I’m environmentally sensitive. Like most thinking people, I practice the three Rs: Reduce, Reuse, And Recycle. But my favorite R is the fourth one: Relocate.
We have lots of trees, flowers and wide open spaces out in the country where I live. What we DON’T have is trash pickup.
All you city slickers have to do to get rid of trash is gift-wrap it in scented pink bags, stroll 10 feet out the front door and rest it gently on the curb. The Trash Fairies magically whisk garbage away while you sleep. Living in the sticks we follow the same rules as when hiking in a national park; if you bring it in, you have to carry it out …on your back.
Or, you know, in your car.
I spend a lot of time in my car. I’m dining (fine and not-so-fine), banking, visiting clients, shopping – busy lives generate a lot of trash. Since anything I throw out at home has to be brought back into town, my mission is to not bring it home in the first place.
Trash relocation has become something of a game with me.
When I run to Dollar General for supplies, I empty the stray gum wrappers and bank deposit slips from my purse into their trash can.

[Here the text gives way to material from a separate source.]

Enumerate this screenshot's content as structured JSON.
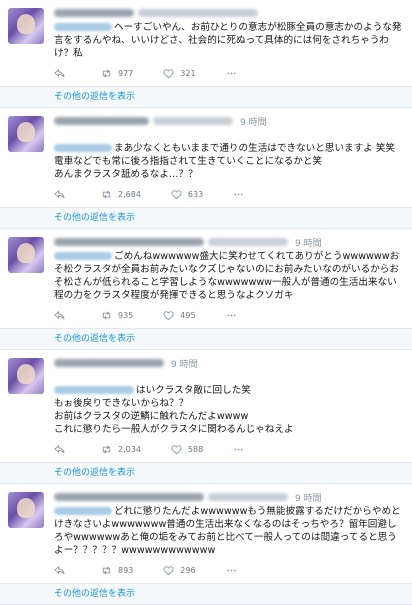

Fast food for lunch? I trade in that morning’s coffee cup at the window. You’d be surprised how many drive-through employees seem annoyed when I ask them to dispose of my garbage. I figure if McDonald’s wanted me to toss it myself, they’d put those funneling chutes on all their trash cans. Surely they don’t expect me to get out of the car?
A fill-up at the gas station calls for a total car cleanup. I’m down on my hands and knees, under the seats and in the way-back, gathering up old church bulletins and fossilized Junior Mints. Some times I unearth a toy that has been wedged under the seat-belt mechanism for years – who will give me $20 for a vintage Happy Meal Beanie Baby? I also use the gas station squeegee and windshield fluid to clean my windows, but I absolutely draw the line at doing the whole car with the squeegee; the redneck car-wash.
While I like to be clever about trash relocation, I do have my limits. We bring newspapers and magazines to my mother in law’s house for recycling, and aluminum cans go to a co-worker who cashes them in. Plastic bags are reused by the Goodwill, and vegetable waste is tossed into the woods. Whatever we have left is bagged and lugged into town to be deposited in our office dumpster in a sanitary and lawful fashion.
Not everyone shares my scruples.
Another person developed a hole in his car and never noticed that the entire contents of his ashtray had spilled out into the street.
Yet another person felt that nothing would improve the pristine beauty of this country road quite like a queen-size Serta BeautyRest. Although it is true that most of us hillbillies find a rusting washing machine adds a certain “je ne sais quoi” to the porch decor, we don’t necessarily want to add someone else’s Zenith Solid State Mahogany Console TV to our landscape.
Of course I would never do what these 3 slobs did, and I know you wouldn’t either. You keep taking your trash to the curb and I’ll keep bringing mine to town. And if by chance you look out your front window some dark night, and think you see a woman in camouflage “low-crawling” across your lawn with a couple of Hefty bags…pay no attention.